Subscribe to our mailing list

* indicates required
Close
Home > Audio, Podcast, Show > Archive: Future-proofing Your Projects – March 10, 2006

Archive: Future-proofing Your Projects – March 10, 2006

September 1st, 2010

Career Opportunities podcast logo

The Jet Propulsion Laboratory (JPL) recently launched their latest space probe, New Horizons, which will be the first such probe to visit and study the planet Pluto. While you probably don’t need to worry about ensuring your latest network server is still operating 10 years from now and a couple billion miles away, taking a long-term approach to your projects, like JPL, can help to insure their success. I call this future-proofing

Listen to this Podcast

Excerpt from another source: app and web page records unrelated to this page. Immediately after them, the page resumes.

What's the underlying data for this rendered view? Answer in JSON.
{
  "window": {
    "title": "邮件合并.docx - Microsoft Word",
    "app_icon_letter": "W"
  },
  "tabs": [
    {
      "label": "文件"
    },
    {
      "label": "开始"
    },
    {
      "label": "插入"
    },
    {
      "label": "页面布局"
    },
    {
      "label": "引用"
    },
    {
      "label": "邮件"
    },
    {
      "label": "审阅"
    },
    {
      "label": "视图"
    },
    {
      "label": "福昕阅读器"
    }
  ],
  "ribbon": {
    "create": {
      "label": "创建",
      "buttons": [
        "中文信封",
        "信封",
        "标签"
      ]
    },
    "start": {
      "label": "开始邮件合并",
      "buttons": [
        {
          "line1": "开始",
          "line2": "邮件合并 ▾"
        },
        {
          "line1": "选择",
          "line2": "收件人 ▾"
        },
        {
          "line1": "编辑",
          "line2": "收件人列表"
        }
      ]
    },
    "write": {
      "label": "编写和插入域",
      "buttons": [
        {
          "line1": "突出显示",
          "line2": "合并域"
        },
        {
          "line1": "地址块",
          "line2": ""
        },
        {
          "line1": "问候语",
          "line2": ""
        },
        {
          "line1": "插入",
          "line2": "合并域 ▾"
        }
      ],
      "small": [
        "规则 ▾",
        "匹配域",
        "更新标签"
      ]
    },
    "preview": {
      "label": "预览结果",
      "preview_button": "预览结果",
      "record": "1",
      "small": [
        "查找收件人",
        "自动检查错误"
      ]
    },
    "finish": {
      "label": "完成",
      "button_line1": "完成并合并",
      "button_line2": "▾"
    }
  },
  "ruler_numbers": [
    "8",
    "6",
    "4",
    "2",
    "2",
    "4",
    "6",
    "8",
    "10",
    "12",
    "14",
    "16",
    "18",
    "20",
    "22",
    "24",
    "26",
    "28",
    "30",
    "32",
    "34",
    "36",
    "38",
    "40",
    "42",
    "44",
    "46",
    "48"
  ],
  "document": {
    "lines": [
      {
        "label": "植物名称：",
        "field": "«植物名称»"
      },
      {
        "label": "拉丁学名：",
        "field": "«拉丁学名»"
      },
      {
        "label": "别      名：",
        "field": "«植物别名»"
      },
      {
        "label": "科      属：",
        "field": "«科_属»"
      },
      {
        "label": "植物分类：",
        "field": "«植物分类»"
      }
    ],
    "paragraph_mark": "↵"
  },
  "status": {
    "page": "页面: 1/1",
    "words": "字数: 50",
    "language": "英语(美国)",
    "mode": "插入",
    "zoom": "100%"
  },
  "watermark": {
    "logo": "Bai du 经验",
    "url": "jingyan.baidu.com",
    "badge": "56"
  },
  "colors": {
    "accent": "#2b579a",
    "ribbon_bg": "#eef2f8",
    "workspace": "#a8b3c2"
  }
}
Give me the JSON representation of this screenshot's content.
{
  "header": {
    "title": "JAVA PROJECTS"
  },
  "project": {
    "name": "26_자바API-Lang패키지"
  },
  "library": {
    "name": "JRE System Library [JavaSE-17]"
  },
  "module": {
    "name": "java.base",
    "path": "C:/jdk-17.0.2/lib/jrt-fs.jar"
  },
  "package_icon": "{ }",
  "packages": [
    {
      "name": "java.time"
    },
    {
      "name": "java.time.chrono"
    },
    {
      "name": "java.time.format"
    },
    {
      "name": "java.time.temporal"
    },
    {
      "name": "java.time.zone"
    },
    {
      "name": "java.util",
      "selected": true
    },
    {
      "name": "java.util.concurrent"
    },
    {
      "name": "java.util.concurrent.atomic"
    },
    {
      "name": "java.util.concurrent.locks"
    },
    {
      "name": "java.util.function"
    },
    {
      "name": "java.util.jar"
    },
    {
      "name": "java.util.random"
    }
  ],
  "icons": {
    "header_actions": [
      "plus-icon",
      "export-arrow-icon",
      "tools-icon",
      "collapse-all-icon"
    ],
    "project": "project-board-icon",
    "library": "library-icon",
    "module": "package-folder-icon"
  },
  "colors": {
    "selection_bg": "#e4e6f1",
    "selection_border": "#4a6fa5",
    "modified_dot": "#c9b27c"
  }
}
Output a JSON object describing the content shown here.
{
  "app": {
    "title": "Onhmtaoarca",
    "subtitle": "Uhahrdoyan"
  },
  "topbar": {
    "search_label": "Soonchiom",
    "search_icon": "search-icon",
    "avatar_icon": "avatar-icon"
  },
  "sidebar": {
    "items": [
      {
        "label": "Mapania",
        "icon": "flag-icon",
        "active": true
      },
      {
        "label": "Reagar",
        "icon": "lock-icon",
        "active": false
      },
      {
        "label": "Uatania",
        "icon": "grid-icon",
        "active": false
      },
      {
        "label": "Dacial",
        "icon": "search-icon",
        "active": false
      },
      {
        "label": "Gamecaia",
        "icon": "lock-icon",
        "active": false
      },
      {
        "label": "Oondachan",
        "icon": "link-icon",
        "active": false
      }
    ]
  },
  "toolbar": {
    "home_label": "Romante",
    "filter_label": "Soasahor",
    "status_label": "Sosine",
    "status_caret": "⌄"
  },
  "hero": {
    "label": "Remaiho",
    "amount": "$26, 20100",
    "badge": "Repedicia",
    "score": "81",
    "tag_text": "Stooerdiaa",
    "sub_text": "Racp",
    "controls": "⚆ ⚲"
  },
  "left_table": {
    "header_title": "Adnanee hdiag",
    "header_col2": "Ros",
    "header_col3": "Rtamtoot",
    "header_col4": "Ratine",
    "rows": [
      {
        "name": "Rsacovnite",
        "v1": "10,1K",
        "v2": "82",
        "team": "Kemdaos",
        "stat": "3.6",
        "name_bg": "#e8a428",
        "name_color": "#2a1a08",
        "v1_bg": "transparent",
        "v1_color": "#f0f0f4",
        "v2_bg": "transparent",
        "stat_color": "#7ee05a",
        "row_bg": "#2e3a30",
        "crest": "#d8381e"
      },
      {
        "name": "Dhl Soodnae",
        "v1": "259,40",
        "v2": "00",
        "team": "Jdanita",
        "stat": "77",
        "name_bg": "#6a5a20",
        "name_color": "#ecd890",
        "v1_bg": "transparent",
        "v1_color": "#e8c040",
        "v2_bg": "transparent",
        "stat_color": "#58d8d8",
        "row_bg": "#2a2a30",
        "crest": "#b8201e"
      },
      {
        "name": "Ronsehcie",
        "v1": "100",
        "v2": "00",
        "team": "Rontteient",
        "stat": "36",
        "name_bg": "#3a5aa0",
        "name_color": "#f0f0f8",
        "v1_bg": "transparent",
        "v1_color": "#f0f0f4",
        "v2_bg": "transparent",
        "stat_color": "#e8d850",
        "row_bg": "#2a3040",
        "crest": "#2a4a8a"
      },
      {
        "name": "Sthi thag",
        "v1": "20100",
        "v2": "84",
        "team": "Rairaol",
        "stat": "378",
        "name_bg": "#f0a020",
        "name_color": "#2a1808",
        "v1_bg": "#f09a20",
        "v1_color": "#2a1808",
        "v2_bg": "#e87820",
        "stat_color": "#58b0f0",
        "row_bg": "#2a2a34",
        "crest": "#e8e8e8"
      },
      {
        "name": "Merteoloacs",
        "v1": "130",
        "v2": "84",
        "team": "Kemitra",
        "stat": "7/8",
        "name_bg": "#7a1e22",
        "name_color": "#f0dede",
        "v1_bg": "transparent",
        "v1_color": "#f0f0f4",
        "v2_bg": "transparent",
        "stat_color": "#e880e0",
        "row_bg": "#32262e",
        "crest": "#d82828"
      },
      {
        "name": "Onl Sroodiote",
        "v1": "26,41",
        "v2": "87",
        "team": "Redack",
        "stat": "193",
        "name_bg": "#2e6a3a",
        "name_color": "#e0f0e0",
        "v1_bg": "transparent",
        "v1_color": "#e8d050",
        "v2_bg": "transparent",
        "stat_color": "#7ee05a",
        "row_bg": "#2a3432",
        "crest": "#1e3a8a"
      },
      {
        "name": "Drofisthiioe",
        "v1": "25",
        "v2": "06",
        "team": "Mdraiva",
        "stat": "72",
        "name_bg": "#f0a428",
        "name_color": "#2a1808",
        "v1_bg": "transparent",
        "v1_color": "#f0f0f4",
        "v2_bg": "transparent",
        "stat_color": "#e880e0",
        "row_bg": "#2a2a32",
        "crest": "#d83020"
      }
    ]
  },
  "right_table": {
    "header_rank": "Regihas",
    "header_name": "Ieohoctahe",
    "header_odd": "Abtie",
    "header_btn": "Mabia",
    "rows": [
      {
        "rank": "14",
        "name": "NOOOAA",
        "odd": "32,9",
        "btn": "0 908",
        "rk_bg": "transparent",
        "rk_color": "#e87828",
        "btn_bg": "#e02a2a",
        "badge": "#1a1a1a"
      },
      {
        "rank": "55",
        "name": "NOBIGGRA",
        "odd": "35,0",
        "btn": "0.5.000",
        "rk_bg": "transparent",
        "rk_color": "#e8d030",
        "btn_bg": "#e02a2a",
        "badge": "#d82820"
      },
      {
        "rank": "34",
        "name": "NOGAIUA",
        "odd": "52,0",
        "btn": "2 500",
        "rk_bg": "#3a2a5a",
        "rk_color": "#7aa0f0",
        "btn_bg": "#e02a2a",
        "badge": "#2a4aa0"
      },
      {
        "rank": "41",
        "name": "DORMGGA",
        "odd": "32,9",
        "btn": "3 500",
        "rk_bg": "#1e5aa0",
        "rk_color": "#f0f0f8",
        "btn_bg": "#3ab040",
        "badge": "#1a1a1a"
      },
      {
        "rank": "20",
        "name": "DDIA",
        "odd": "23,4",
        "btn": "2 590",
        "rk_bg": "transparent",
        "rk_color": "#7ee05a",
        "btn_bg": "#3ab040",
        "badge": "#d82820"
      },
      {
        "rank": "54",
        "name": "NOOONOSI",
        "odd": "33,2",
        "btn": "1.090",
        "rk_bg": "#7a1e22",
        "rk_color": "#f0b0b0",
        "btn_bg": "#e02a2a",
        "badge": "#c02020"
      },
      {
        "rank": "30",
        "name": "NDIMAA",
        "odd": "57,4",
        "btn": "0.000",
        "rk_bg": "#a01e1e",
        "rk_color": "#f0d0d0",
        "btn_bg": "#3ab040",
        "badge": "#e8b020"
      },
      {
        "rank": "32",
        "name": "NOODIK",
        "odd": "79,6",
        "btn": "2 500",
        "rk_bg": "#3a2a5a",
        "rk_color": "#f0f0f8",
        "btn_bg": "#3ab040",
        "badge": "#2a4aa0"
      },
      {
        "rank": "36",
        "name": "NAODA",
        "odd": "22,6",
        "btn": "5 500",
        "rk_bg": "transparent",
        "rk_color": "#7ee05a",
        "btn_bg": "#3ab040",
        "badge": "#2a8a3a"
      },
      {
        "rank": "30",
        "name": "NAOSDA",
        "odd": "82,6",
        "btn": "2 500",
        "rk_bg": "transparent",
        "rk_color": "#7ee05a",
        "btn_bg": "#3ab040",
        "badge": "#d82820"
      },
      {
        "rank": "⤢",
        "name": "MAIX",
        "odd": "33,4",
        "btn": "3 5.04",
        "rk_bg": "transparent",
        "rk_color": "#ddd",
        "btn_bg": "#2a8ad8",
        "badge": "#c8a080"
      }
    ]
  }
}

Too often high-tech workers live and work at the end of their nose. This server has crashed. That PC has to be re-built. This program has to be written now. There simply isn’t the time, or in most cases, desire to look beyond the next release, the next milestone, the next upgrade. Unfortunately, this can hamper a company’s ability to do business and lead it down dead-ends that might have been easily avoided.

Keeping your options open

While it is impossible to predict the future, there are ways to make your project more adaptable to it. Often, I see projects that are locked into one particular piece of software or hardware. Everything depends on this one item, which is usually only available from a single source. If this is the case with any of your current projects, you should be making some important decisions. If you are truly locked into one program or device, you need to develop a plan so your project doesn’t stop in its tracks.

The data

The single most important way to help insure the long-term success of your project is to think first about the essential purpose of the project…the data. Hardware and software may come and go, but the main reason your project exists is the data that it stores and manipulates. Don’t lock up this data in proprietary formats or database structures. Build in, from the very beginning, the ability to export your data in any number of ways. Start thinking today about what you, or more likely, you successors, might be doing with this data 5, 10 or 25 years down the road.

If you can provide a migration path for your data, you are well on the way to future-proofing your project. Instead of facing a dead-end, you are creating a hallway of open doors. Data portability will allow you to face an impending company failure, discontinued hardware and buggy software upgrades with aplomb. Such events become more of a “so what?” proposition instead of a major crisis. Sure, there will still be problems associated with the changes, but you will have already prepared for the worst eventualities.

Thinking of others and yourself

Long-term planning can effect your career in another dramatic way. We have all faced projects where we were responsible for upgrading an existing system. I am sure you have also experienced the frustration of discovering that previous workers provided no information, or even clues, to how the system operates. Like an archeologist studying hieroglyphics and trying to tease out their meaning, we are forced to dig through obtuse code to try to reconstruct the operation of the system.

Be kind, to yourself and others, by clearly and completely documenting any system on which you work. First, do this for yourself. Who knows how many times you might be asked to change or add functionality to this system once it is in production. Are you confident that you will remember the reason for every tweak and compromise that went into its creation? Send notes to your future self by documenting everything fully. This will mean the difference between a quick fix and long, frustrating hours trying to understand your own work.

Documentation also helps to insure the future of your projects by insuring that others can pick up where you left off and keep the project moving forward, weeks, months or even years later. Your successors will quietly praise your name instead of cursing it, as we curse those who came before us. Providing a roadmap to others should be considered common courtesy. If enough of us do it, perhaps those that come after us won’t have to suffer as much as we have.

While projects come and go, you can help to insure their continued success by allowing data to move freely and by documenting the systems themselves. These two, relatively simple, concepts can insure that you, your successors and your company will enjoy the benefits of your work for years to come. Even more importantly, protecting your projects and helping them to stay productive does wonders for your reputation and your high-tech career.



Support Career Opportunities:

iTunes Review | Podcast Alley

Reader/Listener Line @ 818-804-5049

Categories: Audio, Podcast, Show Tags:
Comments are closed.
Google+